Tips for non-discriminatory job ads

Assembling a diverse team starts with the phrasing of your job ads. The important thing here is to keep asking yourself questions: Who exactly am I addressing with this ad? Does my phrasing include all groups of people? Who might feel like this ad is not aimed at them and why?

According to the General Act on Equal Treatment (AGG), job ads should not contain discriminatory content. We have collected some tips to simplify the process of advertising vacancies and addressing under-represented groups here:

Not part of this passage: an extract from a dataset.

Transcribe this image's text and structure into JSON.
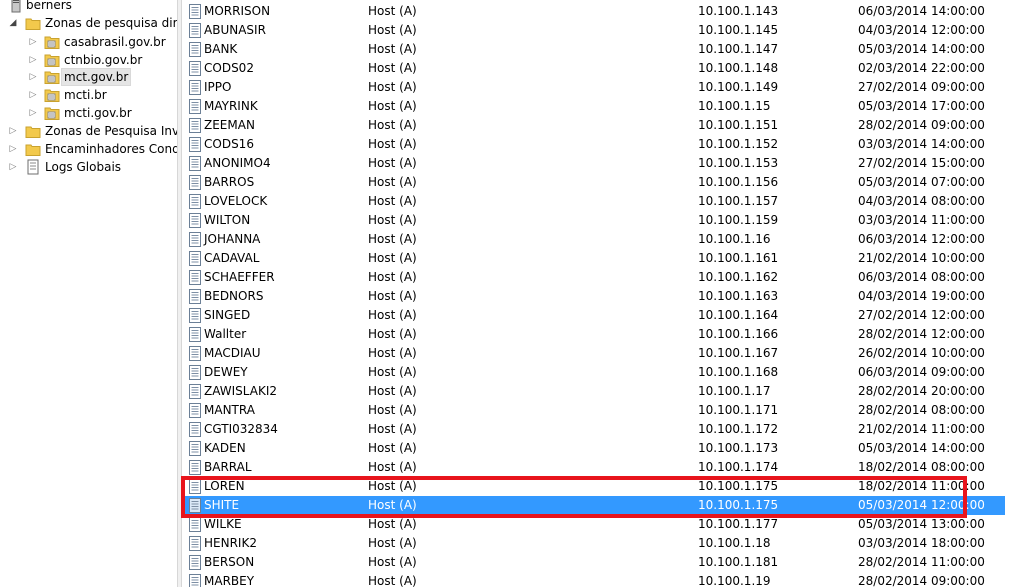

  1. Job ads should be phrased as neutrally as possible. In specific terms, this means that job ads should not include any gendered language. Phrases like ‘young employees’ or ‘young team’ should also be avoided to prevent age discrimination. Specifying the desired native language of the potential employee is a form of discrimination based on ethnicity and should also be avoided.
  2. In order to avoid discriminatory practices throughout the entire application process, it is advisable to carry out a job specification analysis beforehand to look at what is expected of candidates. An assessment should then be conducted to determine whether the job requirements are phrased in a way that does not discriminate on the basis of age or gender.
  3. The phrasing of the job description should be gender-neutral. Use terms like ‘Chair’ or ‘Chairperson’ instead of ‘Chairman’, for example.
  4. Even though in Germany, in contrast to countries such as the US, photos are still frequently sent with CVs or in application documents, these should not be required in a job advertisement. They can lead HR managers to make decisions based on stereotypes or preconceptions, as explained previously. Consequently, job ads should not include a request for photos in application documents.
  5. A clear commitment to diversity in a job ad can help it to reach a more diverse pool of applicants. Phrases like ‘We value diversity and welcome all applicants – regardless of gender, nationality, ethnic background, social class, religion, ideology, disability, age, or sexual orientation or identity’ can help to ensure that you are actively targeting as many people as possible.
  6. When you begin interviewing applicants, you will want to make sure that you can compare their responses to interview questions as objectively as possible. For this reason, it is advisable to standardise your interview content before the interviews begin and always ask the questions in the same order, if possible.
  7. Your company’s website might also deter potential applicants from certain under-represented groups. If your team photo only features young men, for example, women or older people might decide not to apply.